    Jake's playing on Warne Marsh's "All Music" (Nessa) is superb.
  17. Al Cohn

    From Marc Meyers' Jazz Wax blog: "Bothwell's replacement was Hal McKusick, who at the time was in Los Angeles with pianist and arranger George Handy. The two had flown to California a year earlier after leaving Raeburn's band over another Bothwell incident involving Al Cohn. Hal and Handy were fed up with Raeburn handing solos written for Cohn to Bothwell."
  18. Al Cohn

    Relatively brief Cohn-Konitz review: [1980] It’s the first set at the Jazz Showcase, and alto saxophonist Lee Konitz, as he has done so often throughout his career, is coaxing sounds out of silence. Or perhaps silence is coaxing sounds out of him, for Konitz’s gravely sincere art seems always to have been based on the assumption that music of requisite purity can emerge only when the corresponding purity of silence is given its due. The song he plays is the charmingly cobwebby standard “Weaver of Dreams,” and Konitz, accompanied by bassist Jim Atlas and drummer Wilbur Campbell, approaches it as though he were rediscovering that improvisation is possible. His solo begins with abrupt tongued phrases that then are smoothed out into longer, flowing lines so firmly rooted in the theme that the point at which Victor Young’s melody has become Konitz’s personal creation is difficult to define. Then tenorman Al Cohn joins Konitz on “Yardbird Suite” and is simply ferocious, a man who seems to have been born again as a musician since he cut back on his labors as an arranger. Initially inspired by Lester Young, Cohn has built his sound into a huge, elementally dark force. And the rhythmic undercarriage that supports all this tonal and melodic weight is so imposing in itself that one feels that Cohn, in his rebirth, has revived the aesthetically rather dormant soul of Sonny Rollins as well. Cohn is alone with the rhythm section now, and he plays “Do Nothing Till You Hear From Me” at a very down tempo, as though he were out to prove that his recent gains in rhythmic power enable him to set into useful motion what seems likely to be inanimate. And he does just that, roaring like a lion of Judea. (Cohn and Konitz may be the two quintessentially Jewish jazz musicians--Cohn a fierce Maccabean rabbi of the tenor saxophone, Konitz the alto’s Talmudic scholar.)
  19. Al Cohn

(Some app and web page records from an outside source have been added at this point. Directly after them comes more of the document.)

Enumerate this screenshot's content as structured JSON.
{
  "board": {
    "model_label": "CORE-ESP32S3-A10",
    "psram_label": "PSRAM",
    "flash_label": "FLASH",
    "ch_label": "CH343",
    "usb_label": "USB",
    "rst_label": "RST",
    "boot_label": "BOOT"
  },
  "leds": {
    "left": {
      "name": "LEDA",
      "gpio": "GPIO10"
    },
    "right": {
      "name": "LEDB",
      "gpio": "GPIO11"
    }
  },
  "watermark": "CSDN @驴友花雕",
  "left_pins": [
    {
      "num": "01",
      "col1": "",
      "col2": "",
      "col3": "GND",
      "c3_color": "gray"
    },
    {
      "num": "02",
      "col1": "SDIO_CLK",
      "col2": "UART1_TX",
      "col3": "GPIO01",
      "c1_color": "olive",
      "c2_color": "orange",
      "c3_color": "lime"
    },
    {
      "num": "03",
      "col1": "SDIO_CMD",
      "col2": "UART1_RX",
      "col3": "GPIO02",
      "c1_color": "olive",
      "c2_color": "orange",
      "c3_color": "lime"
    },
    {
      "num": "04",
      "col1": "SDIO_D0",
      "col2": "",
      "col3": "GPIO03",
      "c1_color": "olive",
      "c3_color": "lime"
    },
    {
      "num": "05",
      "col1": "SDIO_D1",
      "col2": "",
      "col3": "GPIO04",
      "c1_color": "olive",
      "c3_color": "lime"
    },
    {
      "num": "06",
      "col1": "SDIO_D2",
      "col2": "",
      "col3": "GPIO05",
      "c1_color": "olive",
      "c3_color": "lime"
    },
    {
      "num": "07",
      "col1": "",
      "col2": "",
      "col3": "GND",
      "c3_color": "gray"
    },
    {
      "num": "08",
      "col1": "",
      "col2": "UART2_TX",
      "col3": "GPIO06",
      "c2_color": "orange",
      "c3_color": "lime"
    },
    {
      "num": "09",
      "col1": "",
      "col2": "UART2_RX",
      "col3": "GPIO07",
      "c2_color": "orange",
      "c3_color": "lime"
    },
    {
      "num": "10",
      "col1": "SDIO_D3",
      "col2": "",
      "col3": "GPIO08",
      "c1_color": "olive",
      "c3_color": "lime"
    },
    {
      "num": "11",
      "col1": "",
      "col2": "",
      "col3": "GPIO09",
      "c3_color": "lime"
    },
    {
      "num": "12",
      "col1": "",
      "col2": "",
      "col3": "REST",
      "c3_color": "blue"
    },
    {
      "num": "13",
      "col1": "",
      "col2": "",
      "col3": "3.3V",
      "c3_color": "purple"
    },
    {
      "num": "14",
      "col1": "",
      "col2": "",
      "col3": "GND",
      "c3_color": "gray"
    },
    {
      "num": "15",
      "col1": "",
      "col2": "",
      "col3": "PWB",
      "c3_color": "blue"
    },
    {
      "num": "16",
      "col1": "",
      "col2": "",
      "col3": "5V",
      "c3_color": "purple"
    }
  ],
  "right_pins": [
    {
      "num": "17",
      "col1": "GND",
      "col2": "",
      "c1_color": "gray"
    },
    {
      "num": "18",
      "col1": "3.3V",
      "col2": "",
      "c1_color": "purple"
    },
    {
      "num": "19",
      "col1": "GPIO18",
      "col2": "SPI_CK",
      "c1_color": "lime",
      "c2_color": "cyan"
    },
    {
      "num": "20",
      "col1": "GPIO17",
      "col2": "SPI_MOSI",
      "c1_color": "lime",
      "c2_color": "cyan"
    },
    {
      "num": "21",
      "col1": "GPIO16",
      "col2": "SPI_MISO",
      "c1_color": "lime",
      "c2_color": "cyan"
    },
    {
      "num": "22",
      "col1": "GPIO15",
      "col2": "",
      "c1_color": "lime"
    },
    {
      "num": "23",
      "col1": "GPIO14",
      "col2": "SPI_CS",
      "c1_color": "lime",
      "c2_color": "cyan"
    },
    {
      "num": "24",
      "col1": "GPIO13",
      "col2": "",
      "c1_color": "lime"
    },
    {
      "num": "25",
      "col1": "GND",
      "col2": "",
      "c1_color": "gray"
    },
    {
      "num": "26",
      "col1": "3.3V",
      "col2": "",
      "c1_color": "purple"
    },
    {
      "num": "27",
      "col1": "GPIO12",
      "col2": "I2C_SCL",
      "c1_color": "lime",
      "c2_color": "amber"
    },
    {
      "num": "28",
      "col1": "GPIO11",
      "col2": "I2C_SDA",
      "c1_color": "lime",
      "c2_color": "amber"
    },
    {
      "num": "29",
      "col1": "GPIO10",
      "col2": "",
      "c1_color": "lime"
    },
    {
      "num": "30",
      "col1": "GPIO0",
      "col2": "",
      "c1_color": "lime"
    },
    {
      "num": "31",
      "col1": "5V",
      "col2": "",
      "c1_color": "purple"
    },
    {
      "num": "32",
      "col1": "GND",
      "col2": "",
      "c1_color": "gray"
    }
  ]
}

    Agree about the Xanadu albums. I got to see Al fairly regularly in Chicago in the early '80s, and it was a joy, especially one gig where he was paired with Lee Konitz. On a visit to Copenhagen, Al was asked if he'd tried the estimable Danish brew Elephant Beer. "No, man," Al replied, "I drink to forget."
  20. The last two movements of the string quartet Op. 95 swing like crazy:
  21. Brilliant piece -- brings a lot back to mind, and John's judgments are spot on.
  22. Check out the fugal passage that begins at about 5:10 or the ending of the movement, from 10:30 on. If those syncopations toward the very end don't swing, I don't know what does. One of my favorite recordings BTW.
  23. There some fairly swinging moments in the Scherzo of Op. 106 and IIRC in the first movement as well: